“All of us who worked for the Foundation loved what we were doing,” he said at the time. “It was easy to help it grow.”

Marty Ricks, who took over after Bernstein left in 1998, recalls Bernstein’s strength in connecting to the donors.

“He was out there, connecting on a personal level with the community. He did a great job educating people about all the different opportunities the Foundation offered. When I arrived, I had such a strong base to work with, because Sheldon laid the groundwork. He had a great way with people, he had this beautiful subtle sense of humor, and knew everybody because of his many years in Omaha.”

Today, the Foundation has numerous endowment funds  from college funds to the Rose Blumkin Jewish Home, from the Jewish Press to the Nebraska Jewish Historical Society. Marty credits Bernstein for that.

“He had a sheer passion for the Jewish community,” Marty says. “He was a person who could not sit still, even when he moved to Oceanside, California. He stayed busy and involved. His idea of retirement? Being the Treasurer for his Home Owner’s Association as well as for the Master Home Owner’s Association, which covered several additional developments. He just really enjoyed volunteering.”

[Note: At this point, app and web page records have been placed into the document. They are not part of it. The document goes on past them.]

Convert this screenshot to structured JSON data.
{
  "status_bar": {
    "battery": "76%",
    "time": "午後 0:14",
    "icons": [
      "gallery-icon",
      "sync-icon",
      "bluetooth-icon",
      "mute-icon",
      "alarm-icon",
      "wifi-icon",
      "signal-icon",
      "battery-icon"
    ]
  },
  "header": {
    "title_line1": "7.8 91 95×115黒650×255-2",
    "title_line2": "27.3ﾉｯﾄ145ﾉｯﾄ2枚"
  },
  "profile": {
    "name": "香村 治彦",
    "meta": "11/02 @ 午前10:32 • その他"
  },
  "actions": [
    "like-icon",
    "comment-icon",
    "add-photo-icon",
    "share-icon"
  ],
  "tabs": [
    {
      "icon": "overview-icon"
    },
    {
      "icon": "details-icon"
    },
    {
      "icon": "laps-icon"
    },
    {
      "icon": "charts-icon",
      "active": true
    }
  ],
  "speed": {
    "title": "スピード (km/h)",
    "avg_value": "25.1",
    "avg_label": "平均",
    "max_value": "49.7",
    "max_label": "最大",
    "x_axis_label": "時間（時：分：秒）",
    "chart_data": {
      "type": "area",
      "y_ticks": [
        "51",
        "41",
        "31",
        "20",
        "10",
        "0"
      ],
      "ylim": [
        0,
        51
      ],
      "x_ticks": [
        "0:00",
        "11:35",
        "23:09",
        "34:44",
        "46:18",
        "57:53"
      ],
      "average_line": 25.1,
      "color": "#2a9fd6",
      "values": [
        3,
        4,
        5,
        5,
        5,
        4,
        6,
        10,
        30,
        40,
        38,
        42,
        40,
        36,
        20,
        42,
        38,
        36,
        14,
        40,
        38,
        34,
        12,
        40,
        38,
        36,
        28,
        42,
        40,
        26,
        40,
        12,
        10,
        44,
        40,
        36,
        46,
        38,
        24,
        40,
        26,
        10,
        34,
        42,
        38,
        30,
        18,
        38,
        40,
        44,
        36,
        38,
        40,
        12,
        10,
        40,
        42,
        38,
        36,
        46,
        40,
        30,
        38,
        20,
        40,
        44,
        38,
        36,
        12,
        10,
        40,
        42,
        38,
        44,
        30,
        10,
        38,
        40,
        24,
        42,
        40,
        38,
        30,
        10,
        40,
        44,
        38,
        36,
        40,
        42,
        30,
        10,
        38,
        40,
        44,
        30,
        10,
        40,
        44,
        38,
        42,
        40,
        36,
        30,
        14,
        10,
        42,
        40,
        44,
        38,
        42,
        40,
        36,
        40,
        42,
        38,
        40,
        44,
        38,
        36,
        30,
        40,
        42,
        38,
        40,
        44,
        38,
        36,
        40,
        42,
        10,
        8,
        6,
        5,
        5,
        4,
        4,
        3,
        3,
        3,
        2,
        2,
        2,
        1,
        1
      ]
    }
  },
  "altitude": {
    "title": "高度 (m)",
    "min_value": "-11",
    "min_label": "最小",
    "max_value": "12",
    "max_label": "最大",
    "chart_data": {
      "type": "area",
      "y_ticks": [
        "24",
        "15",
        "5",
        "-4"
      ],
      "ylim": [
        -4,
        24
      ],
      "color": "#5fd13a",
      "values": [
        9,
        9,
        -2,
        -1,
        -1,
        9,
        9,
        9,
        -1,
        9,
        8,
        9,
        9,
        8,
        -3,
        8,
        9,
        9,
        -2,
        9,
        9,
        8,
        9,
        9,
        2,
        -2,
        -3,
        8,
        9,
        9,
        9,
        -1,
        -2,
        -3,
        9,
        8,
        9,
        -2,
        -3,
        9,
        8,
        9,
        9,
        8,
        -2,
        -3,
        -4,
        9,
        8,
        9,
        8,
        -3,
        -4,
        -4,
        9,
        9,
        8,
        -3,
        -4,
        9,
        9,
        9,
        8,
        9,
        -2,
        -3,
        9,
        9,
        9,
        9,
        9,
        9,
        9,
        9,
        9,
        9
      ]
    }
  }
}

In 1995, Bernstein and his wife, Lorrie, established the Sheldon A. and Lorrie Bernstein Endowment Fund at the Foundation. The purpose of the fund is to support the annual Grandparents Day programming that benefits the residents of the Rose Blumkin Jewish Home. In spite of moving to California, Bernstein always felt a special connection to Omaha.

“Omaha is where I was born and grew up,” he once said, “so we arranged this fund to support Omaha’s Jewish community.”

“I’m grateful for everything he taught me,” Marty says. “Even after he left, he was never far away in spirit. He would call regularly and come back every few years to make sure I was okay. Over time, we became good friends.”

Sheldon Bernstein is survived by his wife Lorrie, daughters Sharon, Sandy, Sue, Nikki and Sunni, and many grandchildren and great-grandchildren.